VANCOUVER (Reuters) - A word from American snowboarding great Shaun White -- no more “Flying Tomato.”

Shaun White of the U.S. competes during qualification in the men's half pipe snowboarding competition at the Torino 2006 Winter Olympic Games in Bardonecchia, Italy in this February 12, 2006 file photo. REUTERS/Dylan Martinez/Files

The defending Olympic champion, who has revolutionized the snowboarding world with his increasingly difficult tricks on the halfpipe, would prefer to be known as “Animal.”

“Apparently I resemble the drummer from the Muppets so ‘Animal’ has become my thing here,” said White, referring to the crazed drummer of the band on the Muppet Show.

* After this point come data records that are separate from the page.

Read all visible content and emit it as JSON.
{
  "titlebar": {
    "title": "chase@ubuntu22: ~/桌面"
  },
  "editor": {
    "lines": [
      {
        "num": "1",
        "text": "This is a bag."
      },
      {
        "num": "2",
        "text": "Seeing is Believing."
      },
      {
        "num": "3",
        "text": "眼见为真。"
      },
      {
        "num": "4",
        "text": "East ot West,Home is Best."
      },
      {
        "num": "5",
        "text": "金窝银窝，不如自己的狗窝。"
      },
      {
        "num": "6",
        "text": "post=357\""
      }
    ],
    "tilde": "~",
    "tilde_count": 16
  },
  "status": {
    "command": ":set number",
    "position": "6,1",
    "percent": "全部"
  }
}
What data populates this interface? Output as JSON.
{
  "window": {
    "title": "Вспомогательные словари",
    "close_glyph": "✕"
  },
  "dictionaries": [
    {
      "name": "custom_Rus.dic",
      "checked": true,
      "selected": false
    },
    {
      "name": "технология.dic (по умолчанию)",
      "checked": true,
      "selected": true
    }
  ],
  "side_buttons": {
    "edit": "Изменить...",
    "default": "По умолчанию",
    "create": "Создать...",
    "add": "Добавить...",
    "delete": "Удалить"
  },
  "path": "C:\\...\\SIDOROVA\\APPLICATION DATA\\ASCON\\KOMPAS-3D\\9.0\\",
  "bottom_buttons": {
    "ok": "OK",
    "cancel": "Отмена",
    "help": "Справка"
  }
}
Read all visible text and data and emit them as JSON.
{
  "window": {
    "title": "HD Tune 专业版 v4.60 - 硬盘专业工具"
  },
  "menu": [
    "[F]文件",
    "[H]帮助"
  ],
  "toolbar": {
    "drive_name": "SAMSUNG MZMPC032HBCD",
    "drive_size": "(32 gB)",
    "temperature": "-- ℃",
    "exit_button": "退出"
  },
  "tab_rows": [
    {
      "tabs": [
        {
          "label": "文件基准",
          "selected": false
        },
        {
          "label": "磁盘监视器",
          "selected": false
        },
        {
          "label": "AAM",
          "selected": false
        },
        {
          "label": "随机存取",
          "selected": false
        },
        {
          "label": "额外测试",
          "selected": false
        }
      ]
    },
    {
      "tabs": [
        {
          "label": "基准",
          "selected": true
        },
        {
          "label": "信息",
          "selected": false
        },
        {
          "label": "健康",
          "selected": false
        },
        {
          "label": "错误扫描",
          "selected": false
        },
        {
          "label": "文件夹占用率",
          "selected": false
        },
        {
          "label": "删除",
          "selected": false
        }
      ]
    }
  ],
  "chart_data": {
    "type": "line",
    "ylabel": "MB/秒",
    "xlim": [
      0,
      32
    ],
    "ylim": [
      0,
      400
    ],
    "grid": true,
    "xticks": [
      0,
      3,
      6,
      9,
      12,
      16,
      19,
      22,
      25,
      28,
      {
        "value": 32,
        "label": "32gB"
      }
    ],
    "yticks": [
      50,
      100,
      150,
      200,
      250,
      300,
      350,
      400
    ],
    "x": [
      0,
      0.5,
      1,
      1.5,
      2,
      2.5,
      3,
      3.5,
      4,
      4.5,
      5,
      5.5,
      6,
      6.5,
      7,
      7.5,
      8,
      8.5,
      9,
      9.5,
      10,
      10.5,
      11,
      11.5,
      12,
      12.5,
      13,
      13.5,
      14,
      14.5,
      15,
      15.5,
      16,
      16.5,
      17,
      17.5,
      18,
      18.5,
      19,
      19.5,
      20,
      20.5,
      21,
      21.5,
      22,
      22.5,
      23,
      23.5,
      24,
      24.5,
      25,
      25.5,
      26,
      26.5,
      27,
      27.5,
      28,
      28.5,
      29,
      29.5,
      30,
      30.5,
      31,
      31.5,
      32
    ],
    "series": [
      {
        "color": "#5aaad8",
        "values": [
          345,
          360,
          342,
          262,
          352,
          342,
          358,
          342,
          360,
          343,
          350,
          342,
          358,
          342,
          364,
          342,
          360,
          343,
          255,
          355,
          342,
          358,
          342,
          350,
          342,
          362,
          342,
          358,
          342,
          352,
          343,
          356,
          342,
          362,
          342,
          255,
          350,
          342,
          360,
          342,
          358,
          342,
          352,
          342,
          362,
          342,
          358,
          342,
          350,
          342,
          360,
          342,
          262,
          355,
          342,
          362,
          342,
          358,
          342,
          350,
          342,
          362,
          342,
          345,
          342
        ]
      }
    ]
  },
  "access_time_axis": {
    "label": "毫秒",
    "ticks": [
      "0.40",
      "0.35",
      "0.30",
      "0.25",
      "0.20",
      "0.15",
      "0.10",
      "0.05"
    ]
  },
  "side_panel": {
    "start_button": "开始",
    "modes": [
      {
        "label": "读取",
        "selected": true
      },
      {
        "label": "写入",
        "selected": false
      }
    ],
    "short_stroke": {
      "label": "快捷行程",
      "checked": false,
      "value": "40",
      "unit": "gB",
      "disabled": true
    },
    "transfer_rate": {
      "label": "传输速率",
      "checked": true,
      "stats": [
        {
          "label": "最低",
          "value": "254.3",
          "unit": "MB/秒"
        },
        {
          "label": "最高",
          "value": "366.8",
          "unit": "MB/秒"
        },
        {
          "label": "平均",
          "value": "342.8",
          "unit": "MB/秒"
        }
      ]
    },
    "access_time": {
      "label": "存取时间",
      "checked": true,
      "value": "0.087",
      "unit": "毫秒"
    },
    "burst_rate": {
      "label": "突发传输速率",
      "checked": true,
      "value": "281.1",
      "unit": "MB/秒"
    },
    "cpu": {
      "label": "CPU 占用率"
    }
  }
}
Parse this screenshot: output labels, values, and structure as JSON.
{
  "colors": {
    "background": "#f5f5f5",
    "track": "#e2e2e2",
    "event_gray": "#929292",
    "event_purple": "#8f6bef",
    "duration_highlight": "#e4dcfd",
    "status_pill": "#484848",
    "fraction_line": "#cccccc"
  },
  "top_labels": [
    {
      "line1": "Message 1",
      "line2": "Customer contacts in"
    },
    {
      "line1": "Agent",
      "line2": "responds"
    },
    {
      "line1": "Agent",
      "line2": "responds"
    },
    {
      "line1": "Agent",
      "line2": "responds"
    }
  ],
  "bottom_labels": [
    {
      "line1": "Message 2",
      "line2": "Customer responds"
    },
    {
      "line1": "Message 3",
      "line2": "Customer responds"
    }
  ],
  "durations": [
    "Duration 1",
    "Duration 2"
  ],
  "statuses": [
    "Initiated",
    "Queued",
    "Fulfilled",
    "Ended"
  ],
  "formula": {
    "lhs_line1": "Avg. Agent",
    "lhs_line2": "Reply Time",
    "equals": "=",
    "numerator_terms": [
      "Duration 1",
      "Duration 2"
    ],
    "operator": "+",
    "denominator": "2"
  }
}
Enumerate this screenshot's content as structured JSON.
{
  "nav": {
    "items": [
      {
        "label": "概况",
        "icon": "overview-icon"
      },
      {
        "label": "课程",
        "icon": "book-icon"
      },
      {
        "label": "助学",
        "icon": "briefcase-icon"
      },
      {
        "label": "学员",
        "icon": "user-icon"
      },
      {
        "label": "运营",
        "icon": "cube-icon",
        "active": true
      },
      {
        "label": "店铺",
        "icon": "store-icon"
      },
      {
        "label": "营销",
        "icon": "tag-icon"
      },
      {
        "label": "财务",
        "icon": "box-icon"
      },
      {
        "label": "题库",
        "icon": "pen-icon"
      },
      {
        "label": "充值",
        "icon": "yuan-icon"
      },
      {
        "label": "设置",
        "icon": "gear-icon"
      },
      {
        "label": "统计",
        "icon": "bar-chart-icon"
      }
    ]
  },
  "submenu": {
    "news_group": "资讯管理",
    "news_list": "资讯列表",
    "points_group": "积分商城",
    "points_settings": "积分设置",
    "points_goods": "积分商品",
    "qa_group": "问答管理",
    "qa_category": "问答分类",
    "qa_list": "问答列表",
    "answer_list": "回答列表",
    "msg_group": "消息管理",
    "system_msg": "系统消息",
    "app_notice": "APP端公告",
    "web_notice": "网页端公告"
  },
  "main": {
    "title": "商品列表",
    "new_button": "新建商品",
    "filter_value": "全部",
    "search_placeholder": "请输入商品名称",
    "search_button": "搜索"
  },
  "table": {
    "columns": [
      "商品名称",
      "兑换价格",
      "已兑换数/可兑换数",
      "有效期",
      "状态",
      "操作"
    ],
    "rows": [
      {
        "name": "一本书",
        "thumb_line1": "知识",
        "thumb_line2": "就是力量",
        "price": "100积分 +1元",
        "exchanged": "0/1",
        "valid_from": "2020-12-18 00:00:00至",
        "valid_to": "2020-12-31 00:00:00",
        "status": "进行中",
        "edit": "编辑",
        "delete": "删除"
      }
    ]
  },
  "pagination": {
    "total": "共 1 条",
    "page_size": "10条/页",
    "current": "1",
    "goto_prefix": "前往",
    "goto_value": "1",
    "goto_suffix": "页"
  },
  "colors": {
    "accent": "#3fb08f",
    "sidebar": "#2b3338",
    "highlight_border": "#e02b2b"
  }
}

White said he thought “Flying Tomato,” the moniker he picked up when he soared to victory at the 2006 Olympics, was now “dead in the water.”

“I guess I’m deemed Shaun ‘Animal’ White,” the snowboarder told a news conference, pushing back his long mane of thick red hair.

Animal is a fitting nickname for White, who has raised the stakes ahead of the Olympics with his newest snowboarding trick and shown that he is the man to beat on the halfpipe.

Twice in competition, White has performed the Double McTwist 1260 -- a double backward flip with three and a half revolutions ending in a blind landing.

Two weeks ago at the X-Games, he crashed hard doing the trick in a practice run, losing his helmet as his head slammed into the halfpipe.

But he picked himself up, performed the trick in the competition and won.

“I just had to shake it off and go back up. That was my very first thought after I hit that I had to get up to the top and do it again.”

White said he never planned to unveil that trick this season, until he was pushed to perfect it after losing out in a competition to compatriot Danny Davis.

But now that he has done it, he plans to keep it, though he is still trying to figure out an appropriate name for the move.

“It’s been an amazing finisher for my run,” White told reporters at a news conference. “It’s something I’m proud to say is the best thing I’ve ever done.”

White said he hoped to be able to include the trick as he defends his Olympic title in Vancouver.

“I feel confident with that trick,” he said. “I’d feel somewhat disappointed if I didn’t keep it in the run.”

Editing by Jon Bramley